Show every line of the material that follows in which the word "caption" occurs.

===

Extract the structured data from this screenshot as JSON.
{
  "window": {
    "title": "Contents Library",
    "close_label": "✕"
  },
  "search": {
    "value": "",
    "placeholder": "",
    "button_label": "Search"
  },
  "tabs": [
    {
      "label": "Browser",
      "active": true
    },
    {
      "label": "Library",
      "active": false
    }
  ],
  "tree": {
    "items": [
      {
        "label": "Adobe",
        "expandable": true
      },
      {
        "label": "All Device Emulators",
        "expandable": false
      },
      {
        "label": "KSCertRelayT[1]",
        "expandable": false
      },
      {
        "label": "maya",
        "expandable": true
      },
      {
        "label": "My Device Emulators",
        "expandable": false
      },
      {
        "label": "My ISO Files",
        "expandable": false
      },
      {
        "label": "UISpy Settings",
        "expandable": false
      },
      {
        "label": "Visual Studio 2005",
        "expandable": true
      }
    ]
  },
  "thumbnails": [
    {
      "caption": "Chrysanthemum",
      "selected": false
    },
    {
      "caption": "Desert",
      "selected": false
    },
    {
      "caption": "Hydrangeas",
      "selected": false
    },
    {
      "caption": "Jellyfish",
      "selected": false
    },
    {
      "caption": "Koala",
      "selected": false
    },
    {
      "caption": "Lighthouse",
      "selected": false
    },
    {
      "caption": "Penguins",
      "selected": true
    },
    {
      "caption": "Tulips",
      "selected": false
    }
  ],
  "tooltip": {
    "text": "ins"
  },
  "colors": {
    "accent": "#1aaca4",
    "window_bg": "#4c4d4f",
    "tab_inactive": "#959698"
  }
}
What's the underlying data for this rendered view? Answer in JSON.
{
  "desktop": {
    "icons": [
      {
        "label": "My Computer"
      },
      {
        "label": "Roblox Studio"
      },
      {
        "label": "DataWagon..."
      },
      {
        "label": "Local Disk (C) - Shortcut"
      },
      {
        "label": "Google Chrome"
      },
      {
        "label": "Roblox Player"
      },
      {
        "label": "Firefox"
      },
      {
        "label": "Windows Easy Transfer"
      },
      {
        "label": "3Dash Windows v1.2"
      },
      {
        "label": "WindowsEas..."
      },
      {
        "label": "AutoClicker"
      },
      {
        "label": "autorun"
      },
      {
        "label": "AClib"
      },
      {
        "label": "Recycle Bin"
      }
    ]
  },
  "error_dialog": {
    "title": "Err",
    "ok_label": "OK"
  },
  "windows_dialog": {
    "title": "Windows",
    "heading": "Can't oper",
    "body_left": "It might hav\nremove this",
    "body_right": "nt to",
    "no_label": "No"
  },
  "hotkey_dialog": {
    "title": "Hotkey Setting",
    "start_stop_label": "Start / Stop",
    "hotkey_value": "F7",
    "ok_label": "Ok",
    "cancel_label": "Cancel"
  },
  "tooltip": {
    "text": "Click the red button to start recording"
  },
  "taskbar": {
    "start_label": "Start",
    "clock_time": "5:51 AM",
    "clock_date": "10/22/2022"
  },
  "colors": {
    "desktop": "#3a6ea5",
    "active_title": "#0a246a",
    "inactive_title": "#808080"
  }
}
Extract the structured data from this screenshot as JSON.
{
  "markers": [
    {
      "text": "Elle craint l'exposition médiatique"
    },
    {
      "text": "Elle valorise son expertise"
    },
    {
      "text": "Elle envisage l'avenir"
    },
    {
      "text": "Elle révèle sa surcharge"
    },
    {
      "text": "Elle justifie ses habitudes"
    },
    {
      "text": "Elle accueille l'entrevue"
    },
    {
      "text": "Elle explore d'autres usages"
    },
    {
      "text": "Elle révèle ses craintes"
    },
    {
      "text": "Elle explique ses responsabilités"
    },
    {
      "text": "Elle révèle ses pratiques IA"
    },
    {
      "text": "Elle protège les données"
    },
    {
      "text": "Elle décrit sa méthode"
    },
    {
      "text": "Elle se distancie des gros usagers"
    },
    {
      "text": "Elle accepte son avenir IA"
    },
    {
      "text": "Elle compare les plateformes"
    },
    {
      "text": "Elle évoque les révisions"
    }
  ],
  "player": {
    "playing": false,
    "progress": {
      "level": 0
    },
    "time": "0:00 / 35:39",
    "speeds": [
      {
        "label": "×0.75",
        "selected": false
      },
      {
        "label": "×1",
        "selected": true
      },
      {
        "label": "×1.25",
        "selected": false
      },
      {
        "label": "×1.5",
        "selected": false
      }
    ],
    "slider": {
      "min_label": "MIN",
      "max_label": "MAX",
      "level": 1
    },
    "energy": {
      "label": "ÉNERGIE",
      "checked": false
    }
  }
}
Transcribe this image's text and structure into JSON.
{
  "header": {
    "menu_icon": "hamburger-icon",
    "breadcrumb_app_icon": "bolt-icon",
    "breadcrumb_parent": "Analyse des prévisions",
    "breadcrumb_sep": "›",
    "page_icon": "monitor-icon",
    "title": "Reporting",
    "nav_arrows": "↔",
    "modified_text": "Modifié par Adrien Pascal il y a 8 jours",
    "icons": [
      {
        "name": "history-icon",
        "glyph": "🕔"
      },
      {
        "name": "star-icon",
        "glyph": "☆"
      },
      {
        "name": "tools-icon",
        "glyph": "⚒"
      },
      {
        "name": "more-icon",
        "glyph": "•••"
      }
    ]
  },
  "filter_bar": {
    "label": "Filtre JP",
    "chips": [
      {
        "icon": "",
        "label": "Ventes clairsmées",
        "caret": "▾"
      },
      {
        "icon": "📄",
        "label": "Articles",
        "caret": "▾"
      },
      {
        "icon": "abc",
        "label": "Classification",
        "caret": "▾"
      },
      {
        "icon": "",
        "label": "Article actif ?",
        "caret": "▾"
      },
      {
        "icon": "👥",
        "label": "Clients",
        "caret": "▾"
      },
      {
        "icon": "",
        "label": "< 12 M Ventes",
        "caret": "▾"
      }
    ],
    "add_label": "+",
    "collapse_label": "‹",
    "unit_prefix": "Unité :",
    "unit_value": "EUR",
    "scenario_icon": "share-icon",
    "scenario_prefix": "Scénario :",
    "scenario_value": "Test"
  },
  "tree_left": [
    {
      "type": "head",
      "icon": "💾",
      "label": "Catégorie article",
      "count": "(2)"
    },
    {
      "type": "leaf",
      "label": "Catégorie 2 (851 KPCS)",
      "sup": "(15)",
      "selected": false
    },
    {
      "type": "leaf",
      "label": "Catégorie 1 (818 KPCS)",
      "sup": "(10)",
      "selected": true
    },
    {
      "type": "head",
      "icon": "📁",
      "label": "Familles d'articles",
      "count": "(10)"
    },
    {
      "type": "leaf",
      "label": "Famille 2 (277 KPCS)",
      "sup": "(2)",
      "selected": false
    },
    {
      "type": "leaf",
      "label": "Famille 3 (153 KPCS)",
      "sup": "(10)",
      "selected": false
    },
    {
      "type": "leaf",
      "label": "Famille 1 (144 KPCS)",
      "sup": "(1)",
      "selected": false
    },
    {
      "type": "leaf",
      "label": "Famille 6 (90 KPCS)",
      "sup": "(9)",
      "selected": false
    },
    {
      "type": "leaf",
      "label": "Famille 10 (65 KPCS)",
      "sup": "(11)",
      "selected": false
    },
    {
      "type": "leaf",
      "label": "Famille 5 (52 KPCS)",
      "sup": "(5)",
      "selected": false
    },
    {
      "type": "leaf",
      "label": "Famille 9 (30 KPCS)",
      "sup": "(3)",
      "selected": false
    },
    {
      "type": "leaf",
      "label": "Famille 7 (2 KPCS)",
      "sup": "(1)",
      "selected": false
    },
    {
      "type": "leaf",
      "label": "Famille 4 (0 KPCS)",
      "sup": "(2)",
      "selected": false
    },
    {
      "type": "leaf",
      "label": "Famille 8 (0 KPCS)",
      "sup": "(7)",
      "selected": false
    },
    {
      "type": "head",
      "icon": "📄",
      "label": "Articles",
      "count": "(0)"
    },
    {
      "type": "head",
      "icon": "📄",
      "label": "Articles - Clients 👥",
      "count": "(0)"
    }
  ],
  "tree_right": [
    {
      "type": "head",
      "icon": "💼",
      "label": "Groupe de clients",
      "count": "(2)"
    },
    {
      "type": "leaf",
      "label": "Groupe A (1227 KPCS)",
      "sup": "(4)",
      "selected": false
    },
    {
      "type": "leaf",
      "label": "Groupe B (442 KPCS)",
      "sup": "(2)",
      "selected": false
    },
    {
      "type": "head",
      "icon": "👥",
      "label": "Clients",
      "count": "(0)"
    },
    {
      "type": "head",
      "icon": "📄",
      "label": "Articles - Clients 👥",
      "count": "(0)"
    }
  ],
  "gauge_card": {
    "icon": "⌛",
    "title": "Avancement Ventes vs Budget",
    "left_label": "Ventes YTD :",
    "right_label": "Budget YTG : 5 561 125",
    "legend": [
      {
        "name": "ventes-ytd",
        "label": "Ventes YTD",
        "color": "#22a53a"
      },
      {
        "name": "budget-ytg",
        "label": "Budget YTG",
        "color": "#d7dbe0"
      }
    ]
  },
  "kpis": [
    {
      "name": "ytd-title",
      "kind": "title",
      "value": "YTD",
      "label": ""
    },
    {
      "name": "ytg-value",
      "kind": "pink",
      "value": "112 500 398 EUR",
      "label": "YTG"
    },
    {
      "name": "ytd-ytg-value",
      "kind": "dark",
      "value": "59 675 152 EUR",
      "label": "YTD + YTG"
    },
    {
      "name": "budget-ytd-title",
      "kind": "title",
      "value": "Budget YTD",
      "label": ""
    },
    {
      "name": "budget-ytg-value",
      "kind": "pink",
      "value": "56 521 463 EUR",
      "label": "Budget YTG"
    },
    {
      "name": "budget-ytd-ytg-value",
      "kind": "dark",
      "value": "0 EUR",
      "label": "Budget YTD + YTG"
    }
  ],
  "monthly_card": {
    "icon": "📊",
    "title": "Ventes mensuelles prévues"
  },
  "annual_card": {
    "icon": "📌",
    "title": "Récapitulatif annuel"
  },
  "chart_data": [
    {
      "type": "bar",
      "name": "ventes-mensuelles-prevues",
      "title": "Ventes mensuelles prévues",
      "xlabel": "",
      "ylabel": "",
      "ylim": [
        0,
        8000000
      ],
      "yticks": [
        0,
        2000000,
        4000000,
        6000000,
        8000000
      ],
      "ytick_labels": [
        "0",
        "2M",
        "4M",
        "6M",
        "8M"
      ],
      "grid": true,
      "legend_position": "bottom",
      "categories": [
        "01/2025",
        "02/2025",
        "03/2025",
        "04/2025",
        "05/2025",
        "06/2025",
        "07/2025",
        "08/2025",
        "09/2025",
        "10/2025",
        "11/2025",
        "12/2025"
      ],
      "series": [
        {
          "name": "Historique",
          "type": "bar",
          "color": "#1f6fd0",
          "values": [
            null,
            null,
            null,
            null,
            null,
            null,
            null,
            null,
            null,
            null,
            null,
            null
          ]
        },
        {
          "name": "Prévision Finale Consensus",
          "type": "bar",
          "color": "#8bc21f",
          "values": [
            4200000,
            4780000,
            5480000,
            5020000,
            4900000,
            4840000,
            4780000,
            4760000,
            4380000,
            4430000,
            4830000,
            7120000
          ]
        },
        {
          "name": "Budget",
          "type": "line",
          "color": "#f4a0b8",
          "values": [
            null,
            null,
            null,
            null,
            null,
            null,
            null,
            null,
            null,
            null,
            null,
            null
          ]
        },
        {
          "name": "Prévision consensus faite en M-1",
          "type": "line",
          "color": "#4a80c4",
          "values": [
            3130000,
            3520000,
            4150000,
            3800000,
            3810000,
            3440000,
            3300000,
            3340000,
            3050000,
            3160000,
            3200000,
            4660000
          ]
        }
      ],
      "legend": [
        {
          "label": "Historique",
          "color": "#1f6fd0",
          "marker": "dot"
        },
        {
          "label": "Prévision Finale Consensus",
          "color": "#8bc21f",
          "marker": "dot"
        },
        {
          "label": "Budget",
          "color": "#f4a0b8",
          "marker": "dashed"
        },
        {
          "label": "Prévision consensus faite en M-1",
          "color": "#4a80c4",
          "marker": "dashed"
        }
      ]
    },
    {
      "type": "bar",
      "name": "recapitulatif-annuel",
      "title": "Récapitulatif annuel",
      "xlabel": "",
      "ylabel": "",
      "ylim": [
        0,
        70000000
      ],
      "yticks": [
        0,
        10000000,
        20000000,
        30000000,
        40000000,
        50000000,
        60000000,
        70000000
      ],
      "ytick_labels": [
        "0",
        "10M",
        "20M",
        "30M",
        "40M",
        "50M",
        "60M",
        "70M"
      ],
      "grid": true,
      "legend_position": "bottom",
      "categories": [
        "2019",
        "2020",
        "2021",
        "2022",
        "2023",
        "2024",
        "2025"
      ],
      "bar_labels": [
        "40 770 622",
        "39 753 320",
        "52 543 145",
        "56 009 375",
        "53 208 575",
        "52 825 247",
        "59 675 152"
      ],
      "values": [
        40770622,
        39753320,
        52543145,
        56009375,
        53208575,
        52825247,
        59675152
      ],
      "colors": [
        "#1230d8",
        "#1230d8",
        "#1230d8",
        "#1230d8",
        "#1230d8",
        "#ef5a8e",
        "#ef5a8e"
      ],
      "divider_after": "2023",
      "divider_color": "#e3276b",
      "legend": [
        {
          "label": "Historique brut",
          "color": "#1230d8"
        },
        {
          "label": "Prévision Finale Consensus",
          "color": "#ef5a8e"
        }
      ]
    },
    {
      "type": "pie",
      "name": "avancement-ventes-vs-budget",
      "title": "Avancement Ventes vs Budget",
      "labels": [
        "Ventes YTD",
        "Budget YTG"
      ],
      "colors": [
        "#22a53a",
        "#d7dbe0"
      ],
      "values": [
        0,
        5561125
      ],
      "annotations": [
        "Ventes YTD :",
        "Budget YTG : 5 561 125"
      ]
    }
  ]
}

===

**REPLY:**
      "caption": "Chrysanthemum",
      "caption": "Desert",
      "caption": "Hydrangeas",
      "caption": "Jellyfish",
      "caption": "Koala",
      "caption": "Lighthouse",
      "caption": "Penguins",
      "caption": "Tulips",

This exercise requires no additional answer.